• [Work required] In the listing below, count each line containing "Transform" and answer with the count only.
BEGIN
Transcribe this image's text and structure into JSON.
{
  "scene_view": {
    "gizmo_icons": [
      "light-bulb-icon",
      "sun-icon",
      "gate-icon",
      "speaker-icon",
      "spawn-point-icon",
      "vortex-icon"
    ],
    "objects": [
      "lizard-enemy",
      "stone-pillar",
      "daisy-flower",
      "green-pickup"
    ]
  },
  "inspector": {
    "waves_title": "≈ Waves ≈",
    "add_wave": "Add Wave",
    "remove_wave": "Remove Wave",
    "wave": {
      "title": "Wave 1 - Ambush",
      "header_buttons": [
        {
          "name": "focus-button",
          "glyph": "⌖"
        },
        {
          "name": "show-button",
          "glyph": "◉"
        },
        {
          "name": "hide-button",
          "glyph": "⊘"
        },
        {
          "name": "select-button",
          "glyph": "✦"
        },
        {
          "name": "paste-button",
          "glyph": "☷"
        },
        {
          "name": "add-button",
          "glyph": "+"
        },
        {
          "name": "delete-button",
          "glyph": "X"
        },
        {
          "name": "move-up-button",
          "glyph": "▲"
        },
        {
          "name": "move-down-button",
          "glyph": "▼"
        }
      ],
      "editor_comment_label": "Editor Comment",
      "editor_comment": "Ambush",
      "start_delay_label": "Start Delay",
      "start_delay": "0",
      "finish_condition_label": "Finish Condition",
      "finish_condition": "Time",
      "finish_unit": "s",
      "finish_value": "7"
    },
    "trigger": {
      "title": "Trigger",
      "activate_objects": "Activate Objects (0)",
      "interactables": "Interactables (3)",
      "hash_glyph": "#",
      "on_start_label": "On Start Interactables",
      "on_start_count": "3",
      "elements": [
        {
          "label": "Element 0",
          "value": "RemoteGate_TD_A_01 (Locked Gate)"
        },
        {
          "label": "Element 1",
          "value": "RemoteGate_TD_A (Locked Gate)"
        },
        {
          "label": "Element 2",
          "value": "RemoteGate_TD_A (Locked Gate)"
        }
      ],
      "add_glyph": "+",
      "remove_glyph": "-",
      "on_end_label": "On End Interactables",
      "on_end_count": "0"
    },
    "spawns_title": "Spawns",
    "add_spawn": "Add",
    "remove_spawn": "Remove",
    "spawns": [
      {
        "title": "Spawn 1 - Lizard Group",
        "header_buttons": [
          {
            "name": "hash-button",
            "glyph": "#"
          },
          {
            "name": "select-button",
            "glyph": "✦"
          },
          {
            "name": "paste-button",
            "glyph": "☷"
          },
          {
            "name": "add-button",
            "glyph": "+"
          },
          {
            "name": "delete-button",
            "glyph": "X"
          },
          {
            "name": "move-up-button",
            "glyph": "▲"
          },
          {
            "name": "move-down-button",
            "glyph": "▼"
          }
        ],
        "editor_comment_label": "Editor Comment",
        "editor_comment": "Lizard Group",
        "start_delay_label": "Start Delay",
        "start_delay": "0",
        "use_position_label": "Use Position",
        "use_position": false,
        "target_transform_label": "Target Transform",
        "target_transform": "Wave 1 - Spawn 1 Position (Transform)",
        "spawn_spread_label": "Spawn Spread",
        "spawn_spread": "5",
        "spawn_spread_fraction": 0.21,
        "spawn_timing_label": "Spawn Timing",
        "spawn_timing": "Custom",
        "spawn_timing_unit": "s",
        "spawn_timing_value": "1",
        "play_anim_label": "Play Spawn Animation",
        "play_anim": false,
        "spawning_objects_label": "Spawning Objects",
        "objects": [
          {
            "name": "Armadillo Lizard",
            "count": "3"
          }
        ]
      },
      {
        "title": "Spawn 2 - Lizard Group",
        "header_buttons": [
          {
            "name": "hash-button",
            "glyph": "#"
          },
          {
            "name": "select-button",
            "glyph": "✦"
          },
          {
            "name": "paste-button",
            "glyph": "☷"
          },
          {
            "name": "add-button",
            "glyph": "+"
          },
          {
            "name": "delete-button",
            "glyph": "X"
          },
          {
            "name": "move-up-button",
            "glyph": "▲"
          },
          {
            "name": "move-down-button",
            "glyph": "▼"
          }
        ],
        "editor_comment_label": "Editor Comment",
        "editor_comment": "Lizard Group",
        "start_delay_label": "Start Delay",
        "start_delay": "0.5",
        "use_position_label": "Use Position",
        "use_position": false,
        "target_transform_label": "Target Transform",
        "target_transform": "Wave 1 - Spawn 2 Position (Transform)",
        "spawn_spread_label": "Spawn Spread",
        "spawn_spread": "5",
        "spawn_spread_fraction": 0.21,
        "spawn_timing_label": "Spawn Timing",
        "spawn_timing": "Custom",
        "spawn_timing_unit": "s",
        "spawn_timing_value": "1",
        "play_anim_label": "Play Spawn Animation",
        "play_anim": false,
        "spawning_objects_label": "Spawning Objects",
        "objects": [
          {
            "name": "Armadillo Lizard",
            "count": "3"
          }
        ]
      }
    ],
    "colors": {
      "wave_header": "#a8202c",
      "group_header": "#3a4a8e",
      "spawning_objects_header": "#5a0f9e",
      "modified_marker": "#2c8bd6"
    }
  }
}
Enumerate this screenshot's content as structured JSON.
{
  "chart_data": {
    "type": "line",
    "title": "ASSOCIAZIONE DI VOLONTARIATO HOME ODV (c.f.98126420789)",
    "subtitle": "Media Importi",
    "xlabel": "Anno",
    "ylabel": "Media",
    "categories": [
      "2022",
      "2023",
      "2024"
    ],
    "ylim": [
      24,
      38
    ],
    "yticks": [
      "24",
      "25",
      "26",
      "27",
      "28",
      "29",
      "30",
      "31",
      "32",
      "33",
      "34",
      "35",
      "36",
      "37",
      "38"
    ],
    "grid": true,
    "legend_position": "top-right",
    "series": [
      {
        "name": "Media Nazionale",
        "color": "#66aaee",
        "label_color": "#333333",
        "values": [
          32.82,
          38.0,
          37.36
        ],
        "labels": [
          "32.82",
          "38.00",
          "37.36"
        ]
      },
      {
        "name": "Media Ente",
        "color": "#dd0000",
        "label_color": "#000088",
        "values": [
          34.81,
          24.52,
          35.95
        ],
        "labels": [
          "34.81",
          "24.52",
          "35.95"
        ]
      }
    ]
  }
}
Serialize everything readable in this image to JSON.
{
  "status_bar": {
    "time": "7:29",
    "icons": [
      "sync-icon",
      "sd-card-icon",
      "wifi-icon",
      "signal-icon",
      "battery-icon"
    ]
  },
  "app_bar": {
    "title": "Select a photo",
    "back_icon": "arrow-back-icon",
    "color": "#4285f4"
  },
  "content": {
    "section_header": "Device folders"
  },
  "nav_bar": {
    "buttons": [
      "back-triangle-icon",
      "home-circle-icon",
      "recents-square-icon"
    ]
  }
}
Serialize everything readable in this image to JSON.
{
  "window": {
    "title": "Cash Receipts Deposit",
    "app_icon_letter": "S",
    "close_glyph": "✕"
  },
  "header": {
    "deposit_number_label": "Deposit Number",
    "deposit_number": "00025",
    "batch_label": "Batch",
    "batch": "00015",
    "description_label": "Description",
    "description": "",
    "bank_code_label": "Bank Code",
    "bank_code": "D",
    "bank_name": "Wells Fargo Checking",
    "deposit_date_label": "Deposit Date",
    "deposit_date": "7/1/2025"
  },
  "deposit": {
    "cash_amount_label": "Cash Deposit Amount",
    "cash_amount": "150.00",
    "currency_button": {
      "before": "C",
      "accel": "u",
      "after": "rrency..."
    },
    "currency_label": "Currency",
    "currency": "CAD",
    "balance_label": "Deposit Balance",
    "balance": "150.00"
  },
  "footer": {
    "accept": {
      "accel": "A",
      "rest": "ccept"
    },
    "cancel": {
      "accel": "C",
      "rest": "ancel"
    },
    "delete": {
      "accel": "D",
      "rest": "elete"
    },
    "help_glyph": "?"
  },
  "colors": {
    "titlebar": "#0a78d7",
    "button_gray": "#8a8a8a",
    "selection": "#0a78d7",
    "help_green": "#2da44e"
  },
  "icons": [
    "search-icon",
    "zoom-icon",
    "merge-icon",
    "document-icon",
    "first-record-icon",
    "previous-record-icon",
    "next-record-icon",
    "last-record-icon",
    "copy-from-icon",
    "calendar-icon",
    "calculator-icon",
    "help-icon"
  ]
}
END
• [Response to the task] 4